RTX-OPS: Definition Attempts
As modern graphics processors become more complex and integrate resources that perform different functions but still affect the overall picture, it becomes increasingly difficult to summarize their capabilities as a overall performance factor. We already use terms such as fill rate to compare how many billions of pixels or texture elements a graphics processor can theoretically display on the screen in a second.
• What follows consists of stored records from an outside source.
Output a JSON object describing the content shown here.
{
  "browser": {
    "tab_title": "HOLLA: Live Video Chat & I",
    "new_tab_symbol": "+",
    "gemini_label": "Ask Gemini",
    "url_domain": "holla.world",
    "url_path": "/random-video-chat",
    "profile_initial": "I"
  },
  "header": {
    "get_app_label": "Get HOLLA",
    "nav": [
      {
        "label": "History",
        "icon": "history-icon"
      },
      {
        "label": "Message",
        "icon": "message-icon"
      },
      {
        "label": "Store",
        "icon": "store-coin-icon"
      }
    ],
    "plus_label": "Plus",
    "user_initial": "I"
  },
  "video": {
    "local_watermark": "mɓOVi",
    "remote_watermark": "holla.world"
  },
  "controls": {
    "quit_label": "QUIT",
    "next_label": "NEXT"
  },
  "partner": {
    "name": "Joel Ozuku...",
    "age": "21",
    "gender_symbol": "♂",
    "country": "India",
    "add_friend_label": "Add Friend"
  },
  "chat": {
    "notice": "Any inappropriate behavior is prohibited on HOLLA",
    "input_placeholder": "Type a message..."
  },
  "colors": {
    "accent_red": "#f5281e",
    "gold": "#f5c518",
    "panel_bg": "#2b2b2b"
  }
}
Memory bandwidth, computing power, primitive rate – the graphics world is full of peak values that become the basis for back-of-the-unvelope calculations.
Now, with the addition of tensor and RT cores to its Turing streaming multiprocessors, Nvidia found it necessary to develop a new metric that adequately embraces the capabilities of its INT32 and FP32 math pipelines, its RT cores, and tensor cores. While we do not plan to use the resulting RTX-OPS specification for our comparisons, since Nvidia uses them, we want to at least describe the composition of the equation.
The RTX-OPS model requires the use of all resources, which is a very bold and very forward-looking assumption. Finally, until the games largely take over Turing's ray tracing and deep learning skills, RT and Tensor Kerne remain (mostly) idle. However, if they can be included, the image changes. That's why Nvidia developed its own approximation of processing in a frame rendered by a Turing-based graphics processor.
In the figure above, Nvidia shows that about 80% of the power is needed to render the frame, and the remaining 20% goes to AI. In the shading slice, there is about 50/50 split between ray tracing and FP32 tasks. If you look deeper into the CUDA cores, what Nvidia has observed with about 36 INT32 operations for 100 FP32 commands over a swarm of shader traces offers us a pretty reasonable idea of what happens in an "ideal" scene, that can take advantage of any functional unit.
The formula that has now been put in place is already somewhat tricky,…
- FP32 Calculation = 4352 FP32 cores * 1635 MHz clock speed (GPU Boost Rating) * 2 = 14.2 TFLOPS
- RT core calculation = 10 TFLOPS per gigaray
- INT32 Instructions per Second = 4352 INT32 Cores * 1635 MHz Clock Rate (GPU Boost Rating) * 2 = 14.2 TIPS
- Tensor core calculation = 544 tensor cores * 1635 MHz clock speed (GPU boost rating) * 64 floating-point FMA operations per clock * 2 = 113.8 FP16 tensor TFLOPS
… so we should now look backwards at Nvidia's mathematics to see how Nvidia has even reached the "78 RTX-OPS" specification for their GeForce RTX 2080 Ti Founders Edition card:
(14 TFLOPS[FP32] * 80%) + (14 TIPS[INT32] * 28%[~35 INT32 Ops pro 100 FP32 Ops, die 80% der Arbeitsbelastung ausmachen])) (100 TFLOPS[Raytracing] * 40%[Hälfte von 80%]) + (114 TFLOPS[FP16 Tensor] * 20%) = 77.9
In this model, too, of course, there are many assumptions and conjunctives, so we see no way of using it fairly and objectively for all generational or competitive comparisons. Moreover, we deliberately do not want to fall into the habit of generalising ratings across many different sources.
At the same time, however, it is clear that Nvidia wanted to create a way to present performance holistically, and we really cannot blame the company for it, especially since it not only added the capabilities of each subsystem, but also its individual proportions in the calculation of a frame in isolation.
- 1 - Einführung und Vorstellung
- 2 - TU102 + GeForce RTX 2080 Ti
- 3 - TU104 + GeForce RTX 2080
- 4 - TU106 + GeForce RTX 2070
- 5 - Performance-Anstieg für bestehende Anwendungen
- 6 - Tensor-Kerne und DLSS
- 7 - Ray Tracing in Echtzeit
- 8 - NVLink: als Brücke wohin?
- 9 - RTX-OPs: wir rechnen nach
- 10 - Shading-Verbesserungen
- 11 - Anschlüsse und Video
- 12 - 1-Klick-Übertaktung
- 13 - Tschüss, Gebläselüfter!
- 14 - Zusammenfassung und Fazit